Twenty six year old Nancy Auma was walking to her aunt’s home in Paicho, some 30km from Gulu town in northern Uganda, when she was forcibly abducted by rebels of the Lords Resistance Army (LRA).
Back then in 1999, the LRA’s 17 year rebellion was in its tenth year. Thousands had died and as many as 1.2 million people were living in crowded camp settlements depending on humanitarian assistance from aid agencies including the United Nations.
- 574 beneficiaries in Acholi – who had been mutilated during the 17- year Lords Resistance Army conflict - accessed free reconstructive plastic surgery, giving them a new lease of life.
- A grant of $170,000 was provided to the African Youth Network (AYINET) for the project by the UN’s Peace Building Programme (PBP) for Northern Uganda.
- The Peace Building Programme (PBF) was jointly implemented by UNDP (as lead agency) and the United Nations Children’s Fund (UNICEF), United Nations Office of the High Commissioner for Human Rights and, United Nations Population Fund (UNFPA)
Thousands were abducted, tortured, sexually abused and forced to work as labourers.

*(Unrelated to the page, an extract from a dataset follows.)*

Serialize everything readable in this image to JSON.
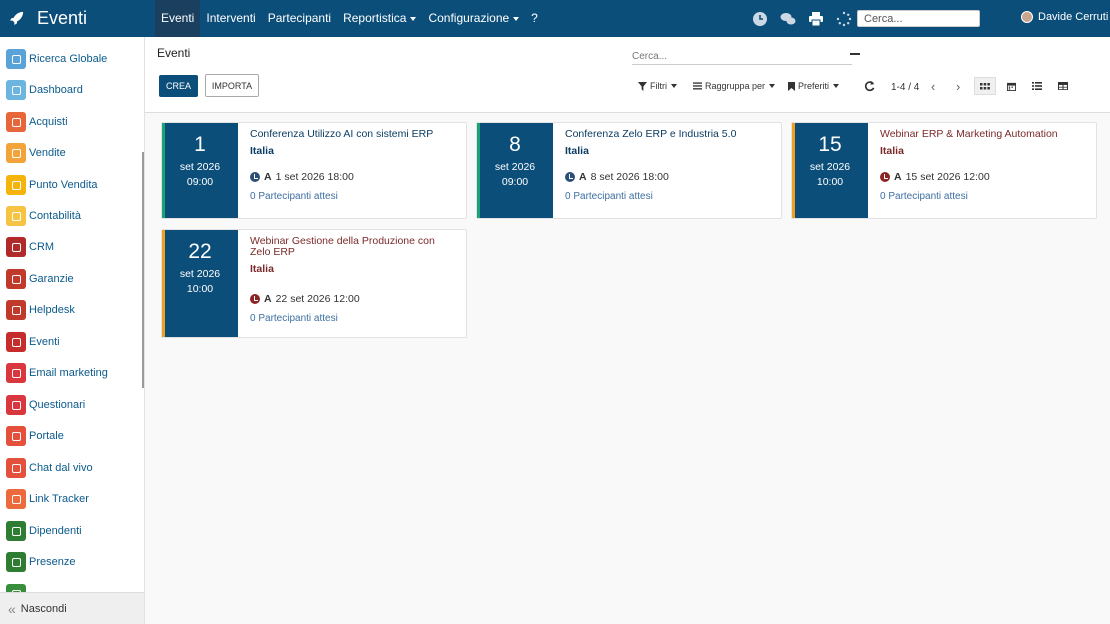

And many more like Auma were mutilated and left with physical and emotional scars, a gruesome reminder of their painful ordeal.
The rebels had kept Nancy alive, but when she became too weak and couldn’t keep up with the pace as they marched to their hideout bases, another abducted child was ordered to cut off her lips, nose and ears.
Nancy has been undergoing a series of reconstructive surgeries to restore her face with the help of several organisations, including the UN’s Peace Building Programme (PBP) for Northern Uganda which provided a grant of $170,000 to the African Youth Network (AYINET) to reconstruct her lips and fund surgeries of other war victims in the Acholi sub region.
A total of 574 beneficiaries – men, women and children - have undergone reconstructive surgery, medical rehabilitation as well as counselling to heal both their emotional and physical scars.
AYINET also carried out a mapping study to identify other victims in need of support across the region to establish how best to meet their needs.
“Overall, the victims mapping exercise was aimed at outlining a process to support more victims or survivors of war with urgent medical needs in Acholi with the view that other development partners could be brought on board in future to provide further support knowing who, where, and what support is needed”, says Richard Musinguzi, the Programme Manager and UNDP focal point for the Peace Building Programme.
An end of project evaluation of beneficiaries indicates that many have found greater acceptance in their communities and are more positive about the future.
A number of children who had stopped schooling due to severe disfigurement have resumed their studies, while several women who had separated from their husbands have been re-united.
“We have even those who were severely injured are now actively contributing to the community leadership, supporting fellow victims and the counseling process has also contributed to reconciliations in homes and communities,” adds Musinguzi.
The UN joint Peace Building Programme started in January 2011 and ended in December 2012. The programme was jointly implemented by UNDP, United Nations Children’s Fund (UNICEF) as lead agency, United Nations Office of the High Commissioner for Human Rights and, United Nations Population Fund (UNFPA).